Second, buses would be prohibited during the “al fresco” dining season — say, May through September. That would be a win-win for street-level businesses. In this pleasant season, customers would be attracted by the no-bus ambience, and during the rest of the year buses would deposit customers near Nicollet establishments. Face it: In Minneapolis, there are only two seasons: “mall” and “skyway.”

David Craig Smith, Minneapolis



The would-be self-flagellators ought to broaden their view

Contrary to a July 2 letter writer’s lament that the United States “has never apologized for slavery” (“Add, to Independence Day, a day of atonement”), this apology has already been delivered in the form of the Civil War’s 600,000 dead. If the letter writer finds this apology to be an insufficient substitute for a more formal declaration of national atonement, she will find it in Lincoln’s Second Inaugural Address.

Peter Abarbanel, Apple Valley

• • •

I read with interest Wisconsinite Judith Harrington’s July 2 commentary on the Minnesota state flag (“As long as we’re discussing flags, what about Minnesota’s?”). While the representations of the Indian rider and pioneer farmer on the Minnesota flag are certainly open to debate, one thing is clear — the Wisconsin state flag, featuring a white sailor and a white miner, fails to even acknowledge the existence of native peoples.

Marc Sebora, Lester Prairie, Minn.

• • •

Skin color isn’t the most newsworthy topic these days; it’s skin thickness (or lack thereof). Judging from the flap over the names of our lakes and images on our flag, cultural hypersensitivity has reached a new high, which is to say, low.

This silliness knows no bounds. What’s next? Renaming “St. Paul” because it’s offensive to Muslims, Jews, Hindus, Buddhists and atheists? Rochester because it’s Eurocentric? Duluth and Hennepin because they’re derived from French explorers to the exclusion of the Indians? Washburn High School because it honors a great capitalist builder?

Identity politics has created divisions that contradict our successful and unique history of assimilation of cultures into a special place for all.

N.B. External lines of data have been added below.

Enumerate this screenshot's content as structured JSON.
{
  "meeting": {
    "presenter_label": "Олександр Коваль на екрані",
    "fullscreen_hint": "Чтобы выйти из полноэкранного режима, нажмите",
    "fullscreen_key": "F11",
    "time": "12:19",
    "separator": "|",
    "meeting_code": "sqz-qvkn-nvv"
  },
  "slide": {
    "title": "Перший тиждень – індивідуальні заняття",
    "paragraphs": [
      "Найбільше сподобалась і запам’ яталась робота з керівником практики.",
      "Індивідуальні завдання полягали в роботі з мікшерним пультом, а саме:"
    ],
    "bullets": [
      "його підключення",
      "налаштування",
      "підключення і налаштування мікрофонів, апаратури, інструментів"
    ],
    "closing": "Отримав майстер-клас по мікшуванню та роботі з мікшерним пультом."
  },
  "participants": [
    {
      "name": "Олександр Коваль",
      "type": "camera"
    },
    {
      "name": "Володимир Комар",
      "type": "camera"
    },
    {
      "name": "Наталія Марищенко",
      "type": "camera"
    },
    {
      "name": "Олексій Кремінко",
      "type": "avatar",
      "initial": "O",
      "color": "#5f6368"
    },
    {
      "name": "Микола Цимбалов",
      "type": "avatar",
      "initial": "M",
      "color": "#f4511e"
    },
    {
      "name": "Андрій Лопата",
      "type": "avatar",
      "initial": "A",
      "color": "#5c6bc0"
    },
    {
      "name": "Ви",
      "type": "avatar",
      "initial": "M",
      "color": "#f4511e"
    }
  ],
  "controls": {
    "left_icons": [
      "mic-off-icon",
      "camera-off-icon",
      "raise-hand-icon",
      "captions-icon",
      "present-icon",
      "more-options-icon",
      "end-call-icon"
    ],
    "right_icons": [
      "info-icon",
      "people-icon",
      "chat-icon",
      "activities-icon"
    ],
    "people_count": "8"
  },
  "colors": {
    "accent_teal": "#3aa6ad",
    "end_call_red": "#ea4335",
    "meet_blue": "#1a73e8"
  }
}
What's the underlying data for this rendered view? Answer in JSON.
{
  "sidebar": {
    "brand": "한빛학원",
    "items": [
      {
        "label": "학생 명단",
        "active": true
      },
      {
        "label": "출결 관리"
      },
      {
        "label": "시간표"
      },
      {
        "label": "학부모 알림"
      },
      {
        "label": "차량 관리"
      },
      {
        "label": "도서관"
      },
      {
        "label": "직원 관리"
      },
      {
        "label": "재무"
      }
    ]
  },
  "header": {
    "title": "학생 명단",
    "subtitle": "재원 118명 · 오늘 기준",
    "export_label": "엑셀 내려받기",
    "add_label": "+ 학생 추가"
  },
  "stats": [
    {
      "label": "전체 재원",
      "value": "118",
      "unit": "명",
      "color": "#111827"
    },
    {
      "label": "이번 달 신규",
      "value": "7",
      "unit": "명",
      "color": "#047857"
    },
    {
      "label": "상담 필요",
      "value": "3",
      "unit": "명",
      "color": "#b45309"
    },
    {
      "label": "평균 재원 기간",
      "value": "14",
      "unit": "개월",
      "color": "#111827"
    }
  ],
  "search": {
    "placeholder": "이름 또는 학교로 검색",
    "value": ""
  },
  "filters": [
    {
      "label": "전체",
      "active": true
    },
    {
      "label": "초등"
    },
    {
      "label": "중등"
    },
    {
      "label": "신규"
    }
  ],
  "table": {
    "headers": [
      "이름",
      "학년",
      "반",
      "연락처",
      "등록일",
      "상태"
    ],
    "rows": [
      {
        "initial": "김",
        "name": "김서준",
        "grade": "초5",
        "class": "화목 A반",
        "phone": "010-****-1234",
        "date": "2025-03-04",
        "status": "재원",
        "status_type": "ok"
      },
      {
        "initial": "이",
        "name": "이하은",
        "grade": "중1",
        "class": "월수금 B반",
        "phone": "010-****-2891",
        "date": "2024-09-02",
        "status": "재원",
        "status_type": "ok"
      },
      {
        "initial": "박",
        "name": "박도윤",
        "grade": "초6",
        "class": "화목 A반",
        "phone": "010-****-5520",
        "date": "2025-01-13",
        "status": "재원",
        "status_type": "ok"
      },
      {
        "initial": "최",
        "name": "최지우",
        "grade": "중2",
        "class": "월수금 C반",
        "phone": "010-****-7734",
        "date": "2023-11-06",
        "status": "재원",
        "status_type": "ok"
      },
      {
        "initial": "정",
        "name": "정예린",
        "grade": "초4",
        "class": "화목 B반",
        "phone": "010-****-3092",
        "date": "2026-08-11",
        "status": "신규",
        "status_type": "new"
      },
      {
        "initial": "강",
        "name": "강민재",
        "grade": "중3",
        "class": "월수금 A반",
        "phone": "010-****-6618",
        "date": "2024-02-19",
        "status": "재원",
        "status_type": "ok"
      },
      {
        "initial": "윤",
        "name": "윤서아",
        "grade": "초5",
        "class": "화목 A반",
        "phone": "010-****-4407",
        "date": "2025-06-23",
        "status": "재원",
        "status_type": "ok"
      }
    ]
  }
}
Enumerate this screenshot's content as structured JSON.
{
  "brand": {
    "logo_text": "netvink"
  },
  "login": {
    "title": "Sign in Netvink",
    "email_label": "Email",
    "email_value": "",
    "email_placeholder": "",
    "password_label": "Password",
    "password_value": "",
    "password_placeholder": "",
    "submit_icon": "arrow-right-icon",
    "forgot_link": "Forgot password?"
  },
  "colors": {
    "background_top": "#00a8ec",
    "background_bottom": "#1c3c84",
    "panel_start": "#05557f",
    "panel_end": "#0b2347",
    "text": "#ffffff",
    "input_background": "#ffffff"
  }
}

It’s as juvenile as a feckless kid in a sandbox wailing “he called me a name.”

Richard Morris, Wayzata